Tagged with “extreme” climate change risks, the Philippines landed ninth among countries most vulnerable to the impacts of climate change, but global economic output will mostly depend on the top 10 countries facing “high” and “extreme risks” from the impacts of climate change by 2025.
On its website, global risk analytics firm Maplecroft said that the world’s economic output “will be based” on the top 10 countries vulnerable to climate change by 2025, which is listed in the 2014 Climate Change Vulnerability Index (CCVI).
The index listed the 10 “growth countries” highly at risk to impacts of climate change which include Bangladesh being first, followed by Guinea-Bissau, Sierra Leone, Haiti, South Sudan, Nigeri, Congo, Cambodia and Ethiopia. The Philippines ranked ninth on the list.
In terms of cities, the global risk analytics firm identified five cities out of 50 cities studied worldwide with “high risk” from climate change impacts—Dhaka in Bangladesh; Mumbai and Kolkata in India; Thailand’s Bangkok; and Manila in the Philippines—while only two, London and Paris, were classified as “low risk.”
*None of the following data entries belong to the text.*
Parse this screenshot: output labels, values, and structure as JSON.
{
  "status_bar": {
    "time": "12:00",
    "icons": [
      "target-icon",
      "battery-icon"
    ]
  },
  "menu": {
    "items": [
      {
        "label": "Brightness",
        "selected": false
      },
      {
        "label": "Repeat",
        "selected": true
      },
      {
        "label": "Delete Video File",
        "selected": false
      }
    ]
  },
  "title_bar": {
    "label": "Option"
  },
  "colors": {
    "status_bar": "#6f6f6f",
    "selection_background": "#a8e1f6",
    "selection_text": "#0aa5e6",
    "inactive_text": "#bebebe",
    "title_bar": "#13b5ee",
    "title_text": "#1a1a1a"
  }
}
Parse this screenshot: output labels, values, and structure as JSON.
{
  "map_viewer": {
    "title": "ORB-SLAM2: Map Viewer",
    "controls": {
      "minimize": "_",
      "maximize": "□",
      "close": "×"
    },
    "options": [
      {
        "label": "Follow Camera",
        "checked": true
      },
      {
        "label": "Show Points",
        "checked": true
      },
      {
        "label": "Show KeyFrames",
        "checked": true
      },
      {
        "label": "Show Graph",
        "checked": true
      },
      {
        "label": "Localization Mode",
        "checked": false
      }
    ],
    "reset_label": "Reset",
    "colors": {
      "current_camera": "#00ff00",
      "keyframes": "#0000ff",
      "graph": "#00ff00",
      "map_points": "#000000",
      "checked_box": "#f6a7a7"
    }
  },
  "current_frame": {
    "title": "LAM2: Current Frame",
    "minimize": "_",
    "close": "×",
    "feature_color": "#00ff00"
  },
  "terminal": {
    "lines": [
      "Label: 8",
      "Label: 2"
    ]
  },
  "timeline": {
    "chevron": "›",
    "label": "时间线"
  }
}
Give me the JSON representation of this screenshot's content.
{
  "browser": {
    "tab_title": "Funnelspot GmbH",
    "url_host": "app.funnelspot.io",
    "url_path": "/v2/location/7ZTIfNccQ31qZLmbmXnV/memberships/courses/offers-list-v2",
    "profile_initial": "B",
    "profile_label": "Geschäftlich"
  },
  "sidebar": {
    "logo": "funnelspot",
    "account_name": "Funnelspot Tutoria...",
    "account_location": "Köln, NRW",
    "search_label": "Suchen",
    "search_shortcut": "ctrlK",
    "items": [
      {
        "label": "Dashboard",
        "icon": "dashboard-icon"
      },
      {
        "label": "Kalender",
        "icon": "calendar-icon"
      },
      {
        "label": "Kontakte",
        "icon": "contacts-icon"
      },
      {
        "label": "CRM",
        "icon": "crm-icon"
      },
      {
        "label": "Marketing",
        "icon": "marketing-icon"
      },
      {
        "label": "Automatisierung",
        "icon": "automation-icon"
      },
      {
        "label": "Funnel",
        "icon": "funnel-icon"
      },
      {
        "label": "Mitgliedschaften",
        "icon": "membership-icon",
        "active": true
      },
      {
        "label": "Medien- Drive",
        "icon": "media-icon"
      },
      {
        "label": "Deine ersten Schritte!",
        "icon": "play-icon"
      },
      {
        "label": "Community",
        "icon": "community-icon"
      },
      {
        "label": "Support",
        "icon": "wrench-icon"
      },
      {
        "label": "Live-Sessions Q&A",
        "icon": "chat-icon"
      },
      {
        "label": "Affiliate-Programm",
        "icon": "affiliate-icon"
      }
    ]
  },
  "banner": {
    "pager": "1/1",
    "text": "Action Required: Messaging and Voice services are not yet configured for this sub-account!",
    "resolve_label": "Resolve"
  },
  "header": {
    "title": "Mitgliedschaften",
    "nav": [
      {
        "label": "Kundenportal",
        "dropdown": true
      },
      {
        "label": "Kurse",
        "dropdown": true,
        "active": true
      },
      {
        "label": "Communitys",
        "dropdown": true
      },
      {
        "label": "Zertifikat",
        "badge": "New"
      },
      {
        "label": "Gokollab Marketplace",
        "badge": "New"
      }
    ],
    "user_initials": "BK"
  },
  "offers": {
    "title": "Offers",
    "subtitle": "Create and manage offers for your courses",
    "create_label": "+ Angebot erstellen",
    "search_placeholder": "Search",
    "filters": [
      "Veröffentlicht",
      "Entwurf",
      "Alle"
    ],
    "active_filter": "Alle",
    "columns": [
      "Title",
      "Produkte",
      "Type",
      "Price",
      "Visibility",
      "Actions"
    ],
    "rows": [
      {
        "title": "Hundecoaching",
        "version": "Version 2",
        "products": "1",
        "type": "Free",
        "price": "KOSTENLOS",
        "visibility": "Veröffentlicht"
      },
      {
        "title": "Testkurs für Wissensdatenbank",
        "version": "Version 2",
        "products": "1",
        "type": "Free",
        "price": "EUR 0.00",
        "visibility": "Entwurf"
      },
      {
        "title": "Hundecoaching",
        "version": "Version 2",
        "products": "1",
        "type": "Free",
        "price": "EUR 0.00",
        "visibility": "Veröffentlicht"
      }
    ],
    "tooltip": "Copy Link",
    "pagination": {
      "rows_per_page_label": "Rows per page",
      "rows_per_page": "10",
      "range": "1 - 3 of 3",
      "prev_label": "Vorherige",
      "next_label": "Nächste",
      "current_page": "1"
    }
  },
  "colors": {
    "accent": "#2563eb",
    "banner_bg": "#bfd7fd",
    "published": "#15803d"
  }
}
“With global brands investing heavily in vulnerable growth markets to take advantage of the spending power of rising middle-class populations, we are seeing increasing business exposure to extreme climate-related events on multiple levels, including their operations, supply chains and consumer base,” said James Allan, Maplecroft head of environment.
According to Maplecroft’s Climate Change and Environmental Risk Atlas, the 10 highly at-risk countries of climate change out of the 67 countries analyzed would increase about 50 percent on their current economic levels, and “more than double” since 2008, which will result in the 31-percent contribution in global economic output by 2025.
Other than the top 10 “growth economies” facing high risks from the impact of climate change, the atlas cited other notable growth countries at “extreme risk” from climate change: India at 20th spot; Pakistan at 24th; and Vietnam at 26th. There are also “high risk” growth countries following those with extreme risk which include Indonesia (38th), Thailand (45th), Kenya (56th) and China (61st).
By 2025, Maplecroft forecasts that China’s gross domestic product will total to $28 trillion, while India’s GDP is seen to reach $5 trillion—having 23-percent share to global GDP when combined.
The CCVI surveys and examines 67 countries worldwide and determines the countries’ capabilities of withstanding climate changes and their impacts.